**Your objective**
Where the word "this" shows up in the entries below, please copy the whole line.

START Data for processing

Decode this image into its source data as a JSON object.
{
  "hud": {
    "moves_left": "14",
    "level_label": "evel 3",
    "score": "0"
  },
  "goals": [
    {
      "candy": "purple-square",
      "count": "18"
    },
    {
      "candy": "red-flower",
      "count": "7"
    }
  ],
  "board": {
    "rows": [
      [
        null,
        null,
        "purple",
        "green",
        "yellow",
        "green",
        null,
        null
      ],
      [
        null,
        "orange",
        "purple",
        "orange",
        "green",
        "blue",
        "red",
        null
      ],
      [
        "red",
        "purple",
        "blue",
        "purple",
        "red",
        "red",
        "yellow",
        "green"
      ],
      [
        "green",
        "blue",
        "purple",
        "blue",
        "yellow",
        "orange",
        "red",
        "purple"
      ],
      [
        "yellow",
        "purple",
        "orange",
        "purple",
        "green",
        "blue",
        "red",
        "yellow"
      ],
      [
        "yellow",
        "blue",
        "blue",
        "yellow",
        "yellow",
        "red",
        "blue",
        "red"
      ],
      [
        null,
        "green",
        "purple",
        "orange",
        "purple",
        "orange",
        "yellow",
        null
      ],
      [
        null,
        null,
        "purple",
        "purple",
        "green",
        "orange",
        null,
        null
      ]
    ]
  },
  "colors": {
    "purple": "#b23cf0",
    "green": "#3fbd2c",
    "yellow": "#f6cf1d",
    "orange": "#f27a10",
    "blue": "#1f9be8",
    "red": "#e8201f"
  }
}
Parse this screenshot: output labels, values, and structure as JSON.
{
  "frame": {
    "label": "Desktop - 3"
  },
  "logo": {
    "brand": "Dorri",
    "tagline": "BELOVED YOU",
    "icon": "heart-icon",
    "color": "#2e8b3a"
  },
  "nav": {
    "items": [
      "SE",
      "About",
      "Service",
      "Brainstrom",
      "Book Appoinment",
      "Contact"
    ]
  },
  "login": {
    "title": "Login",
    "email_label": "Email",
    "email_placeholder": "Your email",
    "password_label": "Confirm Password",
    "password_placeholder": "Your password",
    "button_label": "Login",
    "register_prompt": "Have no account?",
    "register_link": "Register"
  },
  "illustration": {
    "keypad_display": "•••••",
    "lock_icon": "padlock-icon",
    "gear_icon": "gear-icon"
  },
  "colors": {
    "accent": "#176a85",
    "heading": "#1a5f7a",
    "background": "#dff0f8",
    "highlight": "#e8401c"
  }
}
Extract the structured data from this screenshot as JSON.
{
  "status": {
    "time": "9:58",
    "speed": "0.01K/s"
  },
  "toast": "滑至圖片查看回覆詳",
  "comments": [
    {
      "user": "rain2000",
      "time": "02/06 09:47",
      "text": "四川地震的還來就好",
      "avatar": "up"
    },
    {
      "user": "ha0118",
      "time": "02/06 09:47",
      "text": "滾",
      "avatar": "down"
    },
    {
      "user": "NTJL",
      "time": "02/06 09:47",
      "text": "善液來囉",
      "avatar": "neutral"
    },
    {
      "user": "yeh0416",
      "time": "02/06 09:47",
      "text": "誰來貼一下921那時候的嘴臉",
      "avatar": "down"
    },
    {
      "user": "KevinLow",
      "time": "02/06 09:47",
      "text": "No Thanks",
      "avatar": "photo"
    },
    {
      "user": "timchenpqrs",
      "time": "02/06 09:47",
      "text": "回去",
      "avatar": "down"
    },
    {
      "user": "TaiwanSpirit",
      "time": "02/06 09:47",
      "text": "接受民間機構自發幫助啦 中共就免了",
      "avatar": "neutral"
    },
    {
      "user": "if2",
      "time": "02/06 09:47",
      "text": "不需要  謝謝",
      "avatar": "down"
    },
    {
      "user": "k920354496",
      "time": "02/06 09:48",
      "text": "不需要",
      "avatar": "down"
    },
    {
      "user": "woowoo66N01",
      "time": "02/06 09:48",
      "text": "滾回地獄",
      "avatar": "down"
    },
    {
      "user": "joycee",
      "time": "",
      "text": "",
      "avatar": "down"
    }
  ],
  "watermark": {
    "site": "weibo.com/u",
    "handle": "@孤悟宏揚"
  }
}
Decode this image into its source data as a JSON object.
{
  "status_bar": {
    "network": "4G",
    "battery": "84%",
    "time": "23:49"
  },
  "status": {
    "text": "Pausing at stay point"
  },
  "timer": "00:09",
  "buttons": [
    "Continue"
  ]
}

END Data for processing
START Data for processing

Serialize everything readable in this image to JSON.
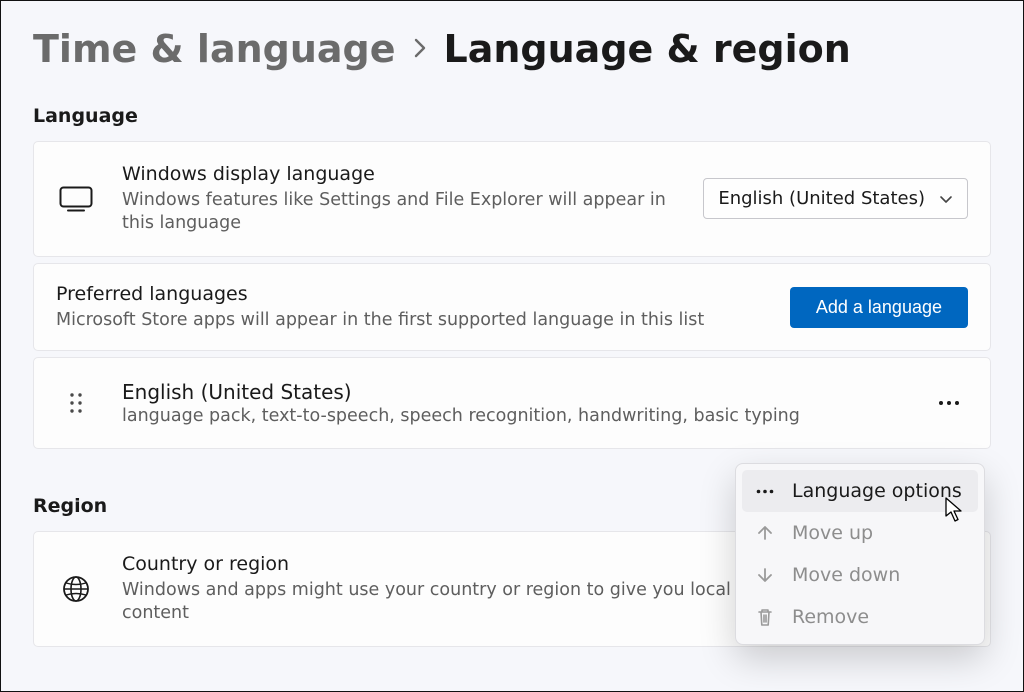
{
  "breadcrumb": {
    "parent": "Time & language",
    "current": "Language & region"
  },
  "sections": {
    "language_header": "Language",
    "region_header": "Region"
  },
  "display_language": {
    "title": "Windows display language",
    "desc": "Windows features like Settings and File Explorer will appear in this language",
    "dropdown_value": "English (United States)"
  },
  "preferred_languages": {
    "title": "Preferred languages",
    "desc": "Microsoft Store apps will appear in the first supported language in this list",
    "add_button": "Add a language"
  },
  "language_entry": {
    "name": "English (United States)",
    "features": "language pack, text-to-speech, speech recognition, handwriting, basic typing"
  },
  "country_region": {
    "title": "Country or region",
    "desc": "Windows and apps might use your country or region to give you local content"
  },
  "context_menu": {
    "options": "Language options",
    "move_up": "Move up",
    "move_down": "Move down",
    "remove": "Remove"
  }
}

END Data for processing
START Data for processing

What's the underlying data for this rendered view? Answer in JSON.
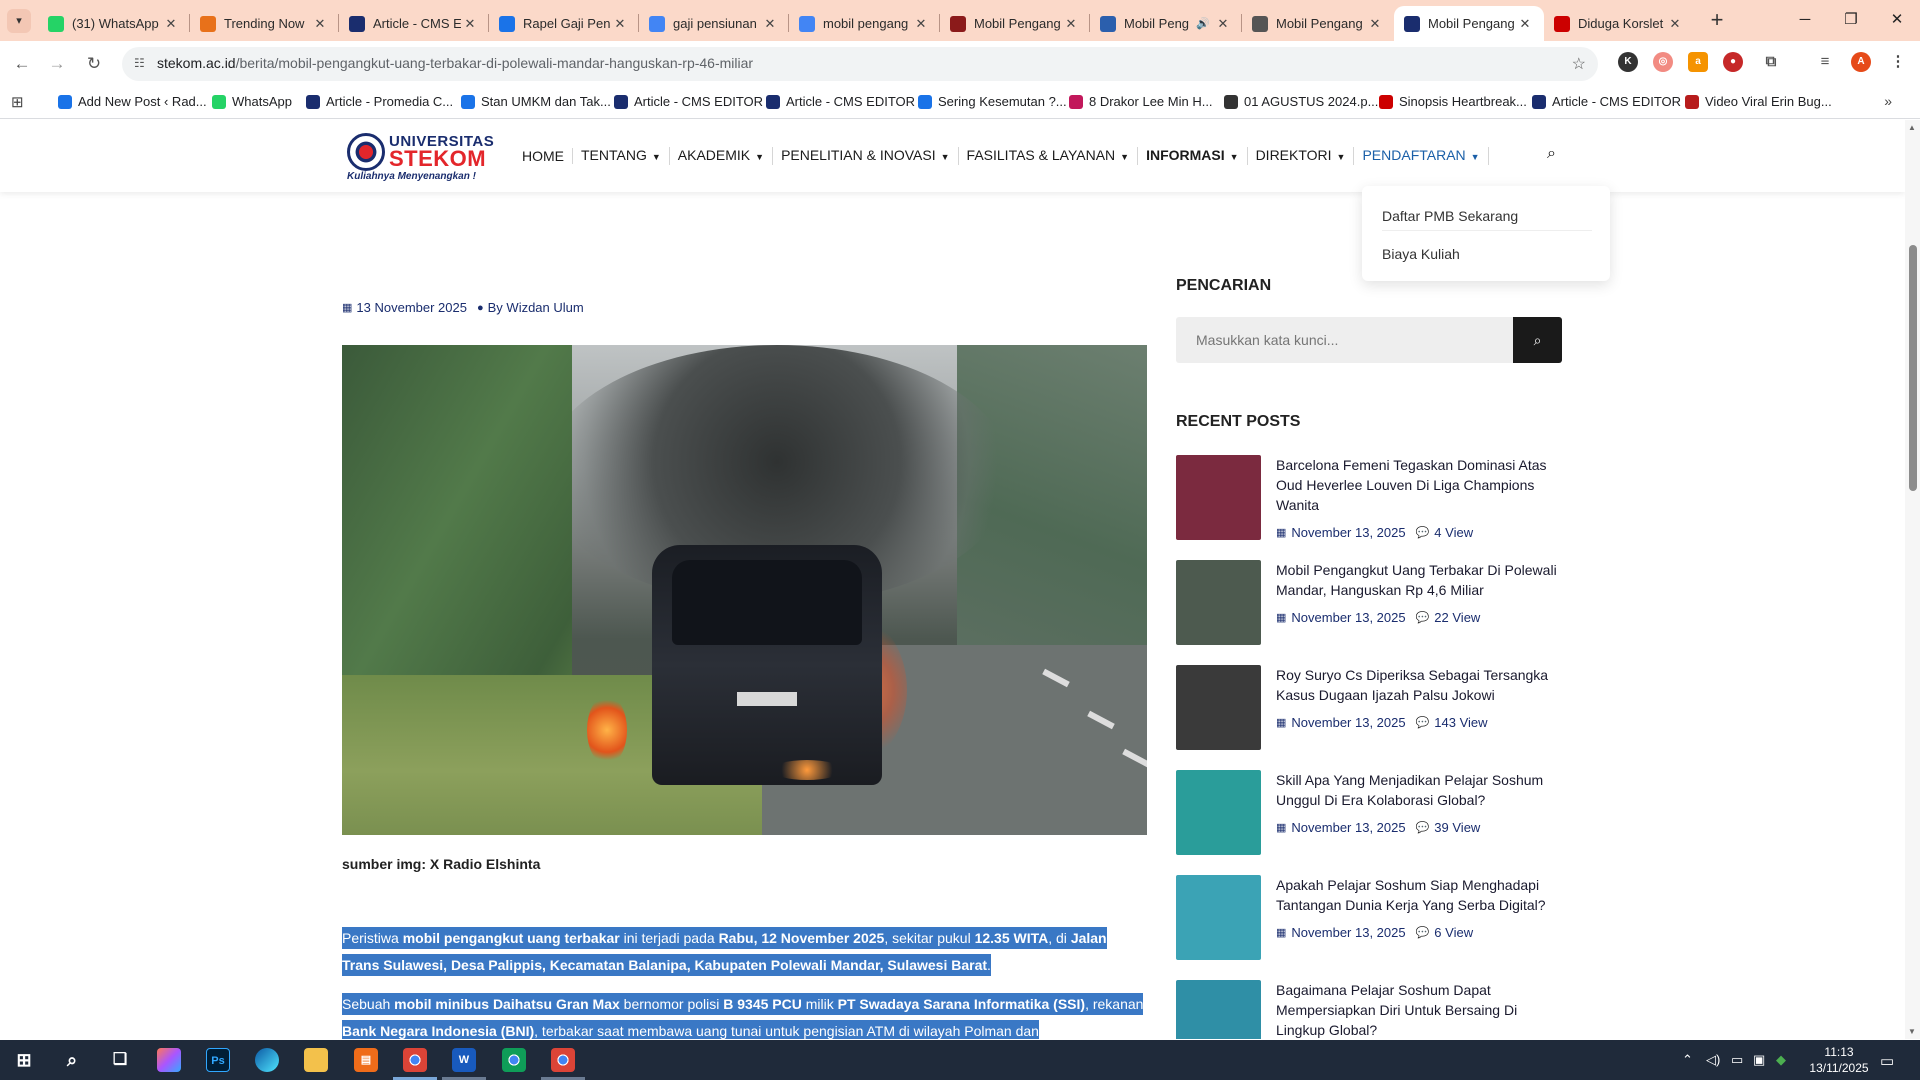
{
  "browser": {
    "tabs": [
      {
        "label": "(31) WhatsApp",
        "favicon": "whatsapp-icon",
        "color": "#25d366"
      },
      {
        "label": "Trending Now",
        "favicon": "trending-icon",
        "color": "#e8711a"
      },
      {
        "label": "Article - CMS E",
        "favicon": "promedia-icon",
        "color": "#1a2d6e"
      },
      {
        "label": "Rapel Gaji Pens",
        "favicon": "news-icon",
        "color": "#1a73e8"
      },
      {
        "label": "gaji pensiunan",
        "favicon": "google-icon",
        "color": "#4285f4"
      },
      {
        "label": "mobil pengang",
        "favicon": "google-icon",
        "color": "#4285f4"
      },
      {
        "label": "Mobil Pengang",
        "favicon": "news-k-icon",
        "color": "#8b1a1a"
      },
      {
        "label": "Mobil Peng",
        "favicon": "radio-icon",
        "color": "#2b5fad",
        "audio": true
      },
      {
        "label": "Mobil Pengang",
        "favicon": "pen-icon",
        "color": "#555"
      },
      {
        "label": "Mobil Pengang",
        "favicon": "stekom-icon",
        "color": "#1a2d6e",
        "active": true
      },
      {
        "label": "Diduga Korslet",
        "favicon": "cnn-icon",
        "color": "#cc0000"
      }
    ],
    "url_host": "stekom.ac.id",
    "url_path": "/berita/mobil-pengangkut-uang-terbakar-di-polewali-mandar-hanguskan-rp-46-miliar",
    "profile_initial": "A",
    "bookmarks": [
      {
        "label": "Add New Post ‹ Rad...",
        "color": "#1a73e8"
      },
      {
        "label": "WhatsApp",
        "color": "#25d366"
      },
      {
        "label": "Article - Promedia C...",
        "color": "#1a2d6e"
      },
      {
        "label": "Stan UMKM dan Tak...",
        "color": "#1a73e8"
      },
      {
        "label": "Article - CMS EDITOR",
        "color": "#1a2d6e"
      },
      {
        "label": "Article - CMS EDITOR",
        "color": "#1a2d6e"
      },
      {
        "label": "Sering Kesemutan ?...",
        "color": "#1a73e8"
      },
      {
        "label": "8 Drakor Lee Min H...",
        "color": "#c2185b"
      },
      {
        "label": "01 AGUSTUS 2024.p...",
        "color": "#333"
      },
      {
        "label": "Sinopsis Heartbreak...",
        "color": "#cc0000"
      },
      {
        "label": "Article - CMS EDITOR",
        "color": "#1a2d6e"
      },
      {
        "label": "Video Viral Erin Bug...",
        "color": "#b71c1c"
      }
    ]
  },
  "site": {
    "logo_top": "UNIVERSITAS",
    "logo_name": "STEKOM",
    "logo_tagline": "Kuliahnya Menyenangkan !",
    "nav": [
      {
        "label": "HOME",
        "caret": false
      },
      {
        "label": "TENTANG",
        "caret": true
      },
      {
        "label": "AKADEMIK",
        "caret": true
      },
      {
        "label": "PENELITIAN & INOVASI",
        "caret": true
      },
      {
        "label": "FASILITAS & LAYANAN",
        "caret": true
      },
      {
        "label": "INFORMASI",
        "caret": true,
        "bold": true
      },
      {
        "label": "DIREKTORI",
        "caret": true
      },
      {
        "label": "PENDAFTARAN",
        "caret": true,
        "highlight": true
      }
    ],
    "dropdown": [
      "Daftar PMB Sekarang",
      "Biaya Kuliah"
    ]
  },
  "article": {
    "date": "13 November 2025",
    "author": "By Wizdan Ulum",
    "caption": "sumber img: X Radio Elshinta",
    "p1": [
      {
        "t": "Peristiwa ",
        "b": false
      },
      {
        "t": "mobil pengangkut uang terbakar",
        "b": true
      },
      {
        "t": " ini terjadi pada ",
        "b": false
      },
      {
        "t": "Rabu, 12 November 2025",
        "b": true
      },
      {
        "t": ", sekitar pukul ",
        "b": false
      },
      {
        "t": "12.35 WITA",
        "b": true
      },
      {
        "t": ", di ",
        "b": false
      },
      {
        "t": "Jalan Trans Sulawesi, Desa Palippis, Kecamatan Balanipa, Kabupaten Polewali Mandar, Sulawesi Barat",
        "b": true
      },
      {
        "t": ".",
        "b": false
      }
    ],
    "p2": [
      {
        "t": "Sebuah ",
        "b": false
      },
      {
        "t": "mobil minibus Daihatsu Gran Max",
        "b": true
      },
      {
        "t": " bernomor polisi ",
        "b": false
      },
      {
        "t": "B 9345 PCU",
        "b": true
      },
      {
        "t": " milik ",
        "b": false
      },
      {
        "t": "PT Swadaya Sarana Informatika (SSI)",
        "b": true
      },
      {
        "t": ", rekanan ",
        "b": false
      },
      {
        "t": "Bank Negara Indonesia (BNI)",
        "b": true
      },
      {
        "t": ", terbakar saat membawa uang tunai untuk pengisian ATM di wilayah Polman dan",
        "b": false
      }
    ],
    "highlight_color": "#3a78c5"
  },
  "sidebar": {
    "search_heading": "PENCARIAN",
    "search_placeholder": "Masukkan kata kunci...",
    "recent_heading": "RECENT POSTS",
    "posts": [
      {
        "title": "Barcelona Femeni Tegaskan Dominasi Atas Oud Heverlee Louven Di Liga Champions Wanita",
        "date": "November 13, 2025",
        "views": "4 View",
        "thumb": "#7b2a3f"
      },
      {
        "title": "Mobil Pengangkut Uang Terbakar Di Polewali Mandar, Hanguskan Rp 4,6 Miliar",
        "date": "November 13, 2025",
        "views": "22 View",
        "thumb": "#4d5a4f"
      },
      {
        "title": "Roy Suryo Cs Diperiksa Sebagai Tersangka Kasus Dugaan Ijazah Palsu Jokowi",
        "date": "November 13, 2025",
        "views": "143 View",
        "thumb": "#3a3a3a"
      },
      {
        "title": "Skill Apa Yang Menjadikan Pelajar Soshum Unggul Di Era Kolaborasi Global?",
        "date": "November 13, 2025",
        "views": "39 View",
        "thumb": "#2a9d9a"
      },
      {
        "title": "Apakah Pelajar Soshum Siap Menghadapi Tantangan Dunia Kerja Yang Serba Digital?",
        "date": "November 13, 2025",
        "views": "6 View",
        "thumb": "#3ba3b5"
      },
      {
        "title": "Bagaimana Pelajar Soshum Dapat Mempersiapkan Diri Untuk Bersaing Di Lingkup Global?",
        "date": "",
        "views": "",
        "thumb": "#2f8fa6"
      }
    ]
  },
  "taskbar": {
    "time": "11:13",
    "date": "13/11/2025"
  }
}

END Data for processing

**Your solution**
Decode this image into its source data as a JSON object.
Parse this screenshot: output labels, values, and structure as JSON.
Extract the structured data from this screenshot as JSON.
Decode this image into its source data as a JSON object.
Serialize everything readable in this image to JSON.
    "desc": "Windows features like Settings and File Explorer will appear in this language",
    "desc": "Microsoft Store apps will appear in the first supported language in this list",
What's the underlying data for this rendered view? Answer in JSON.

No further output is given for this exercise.